*** Opening Listed entries ***

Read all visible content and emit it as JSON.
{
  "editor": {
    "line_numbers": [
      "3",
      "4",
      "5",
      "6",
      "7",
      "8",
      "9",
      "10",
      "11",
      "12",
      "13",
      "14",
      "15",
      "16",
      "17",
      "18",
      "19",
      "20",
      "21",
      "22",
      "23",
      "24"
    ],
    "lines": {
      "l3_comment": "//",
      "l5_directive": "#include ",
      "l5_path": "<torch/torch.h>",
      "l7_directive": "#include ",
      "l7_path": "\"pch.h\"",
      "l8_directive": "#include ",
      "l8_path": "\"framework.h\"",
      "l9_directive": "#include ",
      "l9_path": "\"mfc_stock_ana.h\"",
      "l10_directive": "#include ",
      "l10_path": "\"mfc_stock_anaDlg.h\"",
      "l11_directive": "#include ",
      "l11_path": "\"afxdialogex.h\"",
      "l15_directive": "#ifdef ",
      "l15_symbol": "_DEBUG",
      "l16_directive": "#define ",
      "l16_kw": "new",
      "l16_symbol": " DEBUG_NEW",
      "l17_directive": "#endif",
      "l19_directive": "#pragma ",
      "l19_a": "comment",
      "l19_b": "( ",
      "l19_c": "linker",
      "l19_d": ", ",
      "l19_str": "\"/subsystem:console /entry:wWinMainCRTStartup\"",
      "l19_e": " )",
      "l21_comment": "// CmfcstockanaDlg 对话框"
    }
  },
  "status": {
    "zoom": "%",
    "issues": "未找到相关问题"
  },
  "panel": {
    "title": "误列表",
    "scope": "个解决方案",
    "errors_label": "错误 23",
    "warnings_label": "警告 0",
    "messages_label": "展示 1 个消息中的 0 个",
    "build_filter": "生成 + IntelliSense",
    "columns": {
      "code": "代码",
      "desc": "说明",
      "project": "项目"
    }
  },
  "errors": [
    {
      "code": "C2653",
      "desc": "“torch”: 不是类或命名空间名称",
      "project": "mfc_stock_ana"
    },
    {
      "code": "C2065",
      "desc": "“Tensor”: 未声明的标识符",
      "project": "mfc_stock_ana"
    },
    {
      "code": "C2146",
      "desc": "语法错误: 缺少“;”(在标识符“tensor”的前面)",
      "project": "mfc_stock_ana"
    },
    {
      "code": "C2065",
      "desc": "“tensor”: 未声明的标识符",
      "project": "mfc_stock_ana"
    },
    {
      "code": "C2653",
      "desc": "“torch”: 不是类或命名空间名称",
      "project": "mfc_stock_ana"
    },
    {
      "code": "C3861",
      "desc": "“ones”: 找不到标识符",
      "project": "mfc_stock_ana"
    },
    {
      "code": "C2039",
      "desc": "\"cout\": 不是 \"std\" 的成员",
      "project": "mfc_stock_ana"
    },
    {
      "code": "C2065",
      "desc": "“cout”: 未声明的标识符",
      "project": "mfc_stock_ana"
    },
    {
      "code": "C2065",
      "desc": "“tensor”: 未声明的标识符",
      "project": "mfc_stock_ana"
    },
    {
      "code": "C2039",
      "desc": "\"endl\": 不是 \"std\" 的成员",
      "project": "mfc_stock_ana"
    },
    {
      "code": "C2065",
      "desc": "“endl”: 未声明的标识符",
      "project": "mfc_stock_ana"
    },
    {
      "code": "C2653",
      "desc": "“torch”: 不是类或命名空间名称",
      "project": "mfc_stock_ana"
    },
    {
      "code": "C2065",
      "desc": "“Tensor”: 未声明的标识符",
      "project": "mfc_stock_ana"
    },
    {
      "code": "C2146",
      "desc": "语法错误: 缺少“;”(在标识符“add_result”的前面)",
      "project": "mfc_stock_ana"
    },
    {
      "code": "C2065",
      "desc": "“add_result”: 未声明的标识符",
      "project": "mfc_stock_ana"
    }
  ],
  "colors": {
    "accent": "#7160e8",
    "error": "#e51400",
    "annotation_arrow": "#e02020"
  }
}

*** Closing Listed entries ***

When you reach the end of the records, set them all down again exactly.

Read all visible content and emit it as JSON.
{
  "editor": {
    "line_numbers": [
      "3",
      "4",
      "5",
      "6",
      "7",
      "8",
      "9",
      "10",
      "11",
      "12",
      "13",
      "14",
      "15",
      "16",
      "17",
      "18",
      "19",
      "20",
      "21",
      "22",
      "23",
      "24"
    ],
    "lines": {
      "l3_comment": "//",
      "l5_directive": "#include ",
      "l5_path": "<torch/torch.h>",
      "l7_directive": "#include ",
      "l7_path": "\"pch.h\"",
      "l8_directive": "#include ",
      "l8_path": "\"framework.h\"",
      "l9_directive": "#include ",
      "l9_path": "\"mfc_stock_ana.h\"",
      "l10_directive": "#include ",
      "l10_path": "\"mfc_stock_anaDlg.h\"",
      "l11_directive": "#include ",
      "l11_path": "\"afxdialogex.h\"",
      "l15_directive": "#ifdef ",
      "l15_symbol": "_DEBUG",
      "l16_directive": "#define ",
      "l16_kw": "new",
      "l16_symbol": " DEBUG_NEW",
      "l17_directive": "#endif",
      "l19_directive": "#pragma ",
      "l19_a": "comment",
      "l19_b": "( ",
      "l19_c": "linker",
      "l19_d": ", ",
      "l19_str": "\"/subsystem:console /entry:wWinMainCRTStartup\"",
      "l19_e": " )",
      "l21_comment": "// CmfcstockanaDlg 对话框"
    }
  },
  "status": {
    "zoom": "%",
    "issues": "未找到相关问题"
  },
  "panel": {
    "title": "误列表",
    "scope": "个解决方案",
    "errors_label": "错误 23",
    "warnings_label": "警告 0",
    "messages_label": "展示 1 个消息中的 0 个",
    "build_filter": "生成 + IntelliSense",
    "columns": {
      "code": "代码",
      "desc": "说明",
      "project": "项目"
    }
  },
  "errors": [
    {
      "code": "C2653",
      "desc": "“torch”: 不是类或命名空间名称",
      "project": "mfc_stock_ana"
    },
    {
      "code": "C2065",
      "desc": "“Tensor”: 未声明的标识符",
      "project": "mfc_stock_ana"
    },
    {
      "code": "C2146",
      "desc": "语法错误: 缺少“;”(在标识符“tensor”的前面)",
      "project": "mfc_stock_ana"
    },
    {
      "code": "C2065",
      "desc": "“tensor”: 未声明的标识符",
      "project": "mfc_stock_ana"
    },
    {
      "code": "C2653",
      "desc": "“torch”: 不是类或命名空间名称",
      "project": "mfc_stock_ana"
    },
    {
      "code": "C3861",
      "desc": "“ones”: 找不到标识符",
      "project": "mfc_stock_ana"
    },
    {
      "code": "C2039",
      "desc": "\"cout\": 不是 \"std\" 的成员",
      "project": "mfc_stock_ana"
    },
    {
      "code": "C2065",
      "desc": "“cout”: 未声明的标识符",
      "project": "mfc_stock_ana"
    },
    {
      "code": "C2065",
      "desc": "“tensor”: 未声明的标识符",
      "project": "mfc_stock_ana"
    },
    {
      "code": "C2039",
      "desc": "\"endl\": 不是 \"std\" 的成员",
      "project": "mfc_stock_ana"
    },
    {
      "code": "C2065",
      "desc": "“endl”: 未声明的标识符",
      "project": "mfc_stock_ana"
    },
    {
      "code": "C2653",
      "desc": "“torch”: 不是类或命名空间名称",
      "project": "mfc_stock_ana"
    },
    {
      "code": "C2065",
      "desc": "“Tensor”: 未声明的标识符",
      "project": "mfc_stock_ana"
    },
    {
      "code": "C2146",
      "desc": "语法错误: 缺少“;”(在标识符“add_result”的前面)",
      "project": "mfc_stock_ana"
    },
    {
      "code": "C2065",
      "desc": "“add_result”: 未声明的标识符",
      "project": "mfc_stock_ana"
    }
  ],
  "colors": {
    "accent": "#7160e8",
    "error": "#e51400",
    "annotation_arrow": "#e02020"
  }
}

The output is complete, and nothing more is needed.